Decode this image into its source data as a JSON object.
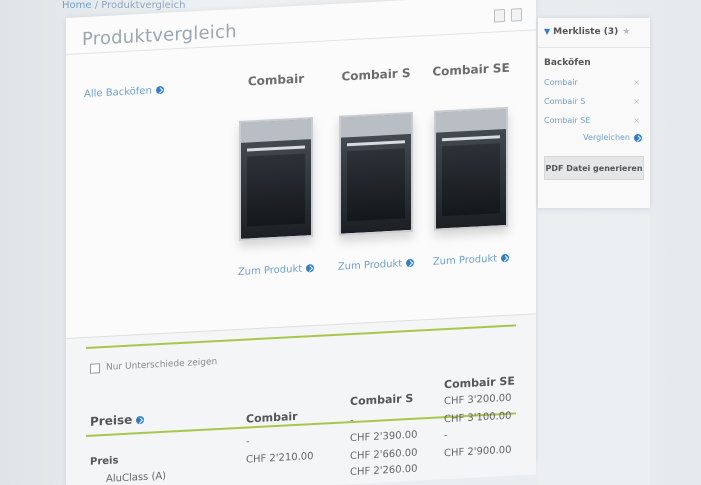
{
  "breadcrumb": {
    "home": "Home",
    "separator": " / ",
    "current": "Produktvergleich"
  },
  "main": {
    "title": "Produktvergleich",
    "all_link": "Alle Backöfen",
    "products": [
      {
        "name": "Combair",
        "link": "Zum Produkt"
      },
      {
        "name": "Combair S",
        "link": "Zum Produkt"
      },
      {
        "name": "Combair SE",
        "link": "Zum Produkt"
      }
    ],
    "only_diff_label": "Nur Unterschiede zeigen",
    "section_label": "Preise",
    "table": {
      "columns": [
        "Combair",
        "Combair S",
        "Combair SE"
      ],
      "rows": [
        {
          "label": "Preis",
          "values": [
            "-",
            "-",
            "CHF 3'200.00"
          ]
        },
        {
          "label": "",
          "values": [
            "",
            "CHF 2'390.00",
            "CHF 3'100.00"
          ]
        },
        {
          "label": "AluClass (A)",
          "values": [
            "CHF 2'210.00",
            "CHF 2'660.00",
            "-"
          ]
        },
        {
          "label": "",
          "values": [
            "",
            "CHF 2'260.00",
            "CHF 2'900.00"
          ]
        }
      ]
    }
  },
  "sidebar": {
    "title": "Merkliste (3)",
    "section": "Backöfen",
    "items": [
      "Combair",
      "Combair S",
      "Combair SE"
    ],
    "compare_link": "Vergleichen",
    "pdf_button": "PDF Datei generieren"
  }
}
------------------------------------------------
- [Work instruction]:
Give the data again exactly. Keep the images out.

- [Result]:
Decode this image into its source data as a JSON object.
{
  "breadcrumb": {
    "home": "Home",
    "separator": " / ",
    "current": "Produktvergleich"
  },
  "main": {
    "title": "Produktvergleich",
    "all_link": "Alle Backöfen",
    "products": [
      {
        "name": "Combair",
        "link": "Zum Produkt"
      },
      {
        "name": "Combair S",
        "link": "Zum Produkt"
      },
      {
        "name": "Combair SE",
        "link": "Zum Produkt"
      }
    ],
    "only_diff_label": "Nur Unterschiede zeigen",
    "section_label": "Preise",
    "table": {
      "columns": [
        "Combair",
        "Combair S",
        "Combair SE"
      ],
      "rows": [
        {
          "label": "Preis",
          "values": [
            "-",
            "-",
            "CHF 3'200.00"
          ]
        },
        {
          "label": "",
          "values": [
            "",
            "CHF 2'390.00",
            "CHF 3'100.00"
          ]
        },
        {
          "label": "AluClass (A)",
          "values": [
            "CHF 2'210.00",
            "CHF 2'660.00",
            "-"
          ]
        },
        {
          "label": "",
          "values": [
            "",
            "CHF 2'260.00",
            "CHF 2'900.00"
          ]
        }
      ]
    }
  },
  "sidebar": {
    "title": "Merkliste (3)",
    "section": "Backöfen",
    "items": [
      "Combair",
      "Combair S",
      "Combair SE"
    ],
    "compare_link": "Vergleichen",
    "pdf_button": "PDF Datei generieren"
  }
}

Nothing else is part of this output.